The three-dimensional structure of a protein is essential for understanding its mechanisms of action, for medicinal chemistry efforts, and for the development of therapies. Dr. Marassi’s primary research tool is NMR spectroscopy, a powerful technique that utilizes strong magnetic fields to extract structural information from biological molecules and characterize their interactions with their cellular partners.
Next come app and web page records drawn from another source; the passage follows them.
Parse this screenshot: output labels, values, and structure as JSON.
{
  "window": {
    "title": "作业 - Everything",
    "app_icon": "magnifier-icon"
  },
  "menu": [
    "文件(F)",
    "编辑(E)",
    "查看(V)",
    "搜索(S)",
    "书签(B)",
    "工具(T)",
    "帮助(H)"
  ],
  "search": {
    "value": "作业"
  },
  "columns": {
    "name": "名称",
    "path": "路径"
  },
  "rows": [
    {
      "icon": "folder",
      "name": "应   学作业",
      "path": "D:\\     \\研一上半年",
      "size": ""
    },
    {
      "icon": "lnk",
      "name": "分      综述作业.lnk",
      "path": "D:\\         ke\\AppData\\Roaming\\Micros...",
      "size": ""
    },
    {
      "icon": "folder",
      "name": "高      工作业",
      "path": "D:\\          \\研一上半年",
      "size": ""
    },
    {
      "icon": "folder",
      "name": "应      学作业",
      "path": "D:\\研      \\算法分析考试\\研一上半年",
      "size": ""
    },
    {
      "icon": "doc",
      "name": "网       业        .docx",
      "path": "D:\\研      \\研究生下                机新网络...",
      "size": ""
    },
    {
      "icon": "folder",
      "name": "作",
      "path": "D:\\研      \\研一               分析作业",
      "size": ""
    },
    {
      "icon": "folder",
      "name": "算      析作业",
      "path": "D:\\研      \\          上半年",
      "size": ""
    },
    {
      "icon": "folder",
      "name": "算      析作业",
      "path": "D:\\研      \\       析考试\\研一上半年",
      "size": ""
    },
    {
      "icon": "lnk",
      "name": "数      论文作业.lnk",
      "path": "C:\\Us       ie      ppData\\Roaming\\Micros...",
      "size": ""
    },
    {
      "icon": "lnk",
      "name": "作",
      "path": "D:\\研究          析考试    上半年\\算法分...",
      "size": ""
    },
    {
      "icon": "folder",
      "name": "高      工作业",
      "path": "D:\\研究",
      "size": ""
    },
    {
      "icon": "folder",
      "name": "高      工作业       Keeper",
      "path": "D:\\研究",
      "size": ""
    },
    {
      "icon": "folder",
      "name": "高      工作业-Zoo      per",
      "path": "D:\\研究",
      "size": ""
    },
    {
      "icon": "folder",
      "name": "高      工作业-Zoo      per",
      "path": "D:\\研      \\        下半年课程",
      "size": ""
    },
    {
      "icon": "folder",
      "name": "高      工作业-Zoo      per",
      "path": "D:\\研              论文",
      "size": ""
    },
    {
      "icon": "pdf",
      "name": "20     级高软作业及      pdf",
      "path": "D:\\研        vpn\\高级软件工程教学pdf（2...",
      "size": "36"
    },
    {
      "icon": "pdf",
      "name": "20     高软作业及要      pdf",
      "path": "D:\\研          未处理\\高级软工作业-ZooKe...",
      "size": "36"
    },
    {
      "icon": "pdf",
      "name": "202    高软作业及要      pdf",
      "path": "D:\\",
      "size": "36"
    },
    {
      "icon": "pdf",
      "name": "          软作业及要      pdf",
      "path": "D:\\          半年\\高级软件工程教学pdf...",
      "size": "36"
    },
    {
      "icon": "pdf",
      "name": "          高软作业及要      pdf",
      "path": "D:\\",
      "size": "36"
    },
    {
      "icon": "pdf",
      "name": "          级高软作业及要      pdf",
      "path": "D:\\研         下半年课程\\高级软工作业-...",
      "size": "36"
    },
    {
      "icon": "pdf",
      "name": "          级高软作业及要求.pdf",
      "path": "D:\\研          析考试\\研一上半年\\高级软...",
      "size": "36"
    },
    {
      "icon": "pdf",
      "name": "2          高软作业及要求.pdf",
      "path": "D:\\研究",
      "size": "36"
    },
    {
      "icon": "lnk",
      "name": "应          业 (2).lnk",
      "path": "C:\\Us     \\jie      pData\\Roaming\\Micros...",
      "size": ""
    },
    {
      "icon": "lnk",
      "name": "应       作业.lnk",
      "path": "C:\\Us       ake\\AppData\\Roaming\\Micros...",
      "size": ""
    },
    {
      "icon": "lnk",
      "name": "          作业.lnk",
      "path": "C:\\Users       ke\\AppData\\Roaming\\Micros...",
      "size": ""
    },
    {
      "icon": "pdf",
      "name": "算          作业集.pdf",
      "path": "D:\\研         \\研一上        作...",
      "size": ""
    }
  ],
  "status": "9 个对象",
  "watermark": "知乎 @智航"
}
Her laboratory uses complementary approaches of solution NMR and solid-state NMR for proteins that are embedded in lipid bilayers to obtain direct information about three-dimensional structure and membrane orientation.
About Francesca Marassi
Dr. Marassi earned her Ph.D. in Chemistry from the University of Toronto in 1993. She received postdoctoral training at the University of Pennsylvania, where she held fellowships from the Natural Sciences and Engineering Research Council of Canada (1993-1995) and from the Medical Research Council of Canada (1995-1998). In 1998, Dr. Marassi joined the Division of Structural Biology at the Wistar Institute in Philadelphia, as Assistant Professor and, in 1999, she was appointed Wistar Professor of Pharmacology at the University of Pennsylvania. In December 2000, Dr. Marassi joined the Sanford-Burnham Medical Research Institute as Assistant Professor. She is currently Professor in the NCI-Designated Cancer Center.